[Items from an interface collection]
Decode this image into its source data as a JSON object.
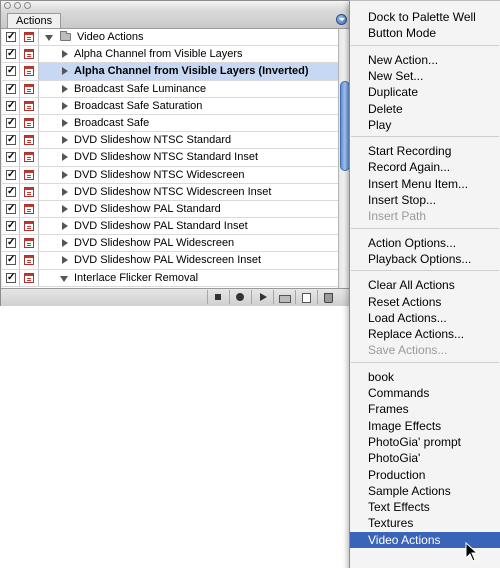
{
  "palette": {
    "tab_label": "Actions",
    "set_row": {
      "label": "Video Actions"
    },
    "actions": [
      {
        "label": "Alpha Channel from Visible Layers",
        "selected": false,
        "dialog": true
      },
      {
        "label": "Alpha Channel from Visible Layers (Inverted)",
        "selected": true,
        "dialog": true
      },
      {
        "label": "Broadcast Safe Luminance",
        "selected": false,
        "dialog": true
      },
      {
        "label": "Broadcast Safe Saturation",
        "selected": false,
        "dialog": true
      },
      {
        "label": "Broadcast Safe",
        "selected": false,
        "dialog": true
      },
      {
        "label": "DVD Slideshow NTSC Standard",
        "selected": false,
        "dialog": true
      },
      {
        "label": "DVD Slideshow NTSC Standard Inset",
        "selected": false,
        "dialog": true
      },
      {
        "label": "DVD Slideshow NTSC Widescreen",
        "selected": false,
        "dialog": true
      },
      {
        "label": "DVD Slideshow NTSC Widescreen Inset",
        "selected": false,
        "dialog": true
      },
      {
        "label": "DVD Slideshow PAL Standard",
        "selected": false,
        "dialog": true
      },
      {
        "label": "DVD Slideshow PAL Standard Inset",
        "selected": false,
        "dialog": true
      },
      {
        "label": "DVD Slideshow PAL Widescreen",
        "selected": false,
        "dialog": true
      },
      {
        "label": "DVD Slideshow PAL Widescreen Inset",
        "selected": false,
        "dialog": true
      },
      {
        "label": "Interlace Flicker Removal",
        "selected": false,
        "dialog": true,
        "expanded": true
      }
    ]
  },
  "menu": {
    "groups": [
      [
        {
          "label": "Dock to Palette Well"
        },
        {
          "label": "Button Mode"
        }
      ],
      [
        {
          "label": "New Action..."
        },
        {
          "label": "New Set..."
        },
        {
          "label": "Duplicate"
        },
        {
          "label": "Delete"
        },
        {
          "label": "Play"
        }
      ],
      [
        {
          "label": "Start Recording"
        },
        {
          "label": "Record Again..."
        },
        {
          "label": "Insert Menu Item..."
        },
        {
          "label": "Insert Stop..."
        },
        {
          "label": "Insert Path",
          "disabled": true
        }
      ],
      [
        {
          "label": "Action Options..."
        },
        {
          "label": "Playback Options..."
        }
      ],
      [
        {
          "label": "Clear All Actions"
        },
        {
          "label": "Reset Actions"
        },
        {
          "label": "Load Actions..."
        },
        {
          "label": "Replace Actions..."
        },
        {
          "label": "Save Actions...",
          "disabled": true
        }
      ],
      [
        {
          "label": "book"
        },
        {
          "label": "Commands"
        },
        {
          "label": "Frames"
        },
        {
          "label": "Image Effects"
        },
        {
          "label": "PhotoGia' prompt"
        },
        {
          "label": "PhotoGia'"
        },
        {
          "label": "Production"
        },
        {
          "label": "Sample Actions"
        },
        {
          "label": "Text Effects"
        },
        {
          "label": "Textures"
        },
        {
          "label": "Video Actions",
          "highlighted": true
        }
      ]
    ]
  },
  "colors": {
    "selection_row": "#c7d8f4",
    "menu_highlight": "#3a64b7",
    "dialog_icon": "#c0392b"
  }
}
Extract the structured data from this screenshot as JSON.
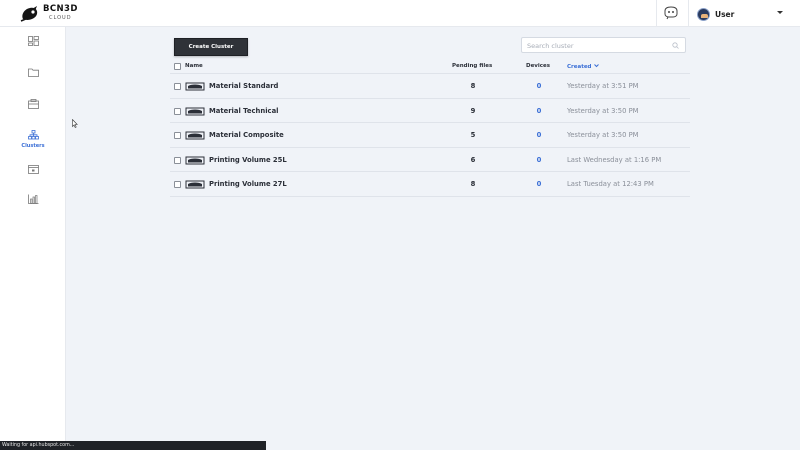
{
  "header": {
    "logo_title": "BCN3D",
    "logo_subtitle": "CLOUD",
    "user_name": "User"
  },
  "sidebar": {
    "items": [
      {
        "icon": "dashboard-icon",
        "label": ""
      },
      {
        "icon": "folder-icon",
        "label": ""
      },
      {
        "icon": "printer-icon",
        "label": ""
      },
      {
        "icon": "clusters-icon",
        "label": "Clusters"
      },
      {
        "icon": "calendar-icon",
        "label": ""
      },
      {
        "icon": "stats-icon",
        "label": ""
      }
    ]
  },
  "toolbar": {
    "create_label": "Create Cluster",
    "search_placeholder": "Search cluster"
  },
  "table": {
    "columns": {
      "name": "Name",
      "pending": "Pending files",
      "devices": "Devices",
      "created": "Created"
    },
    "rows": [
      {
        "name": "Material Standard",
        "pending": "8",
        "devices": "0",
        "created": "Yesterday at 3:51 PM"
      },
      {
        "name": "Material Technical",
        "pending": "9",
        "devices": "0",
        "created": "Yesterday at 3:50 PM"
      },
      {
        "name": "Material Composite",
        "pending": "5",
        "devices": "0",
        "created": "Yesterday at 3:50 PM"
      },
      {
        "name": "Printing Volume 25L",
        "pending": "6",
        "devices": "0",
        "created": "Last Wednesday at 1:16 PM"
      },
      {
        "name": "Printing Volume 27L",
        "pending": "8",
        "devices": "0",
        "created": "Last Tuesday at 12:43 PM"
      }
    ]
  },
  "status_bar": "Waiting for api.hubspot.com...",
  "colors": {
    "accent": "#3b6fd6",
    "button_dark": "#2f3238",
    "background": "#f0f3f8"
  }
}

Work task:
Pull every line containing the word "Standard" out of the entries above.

Answer space:
        "label": "DVD Slideshow NTSC Standard",
        "label": "DVD Slideshow NTSC Standard Inset",
        "label": "DVD Slideshow PAL Standard",
        "label": "DVD Slideshow PAL Standard Inset",
        "name": "Material Standard",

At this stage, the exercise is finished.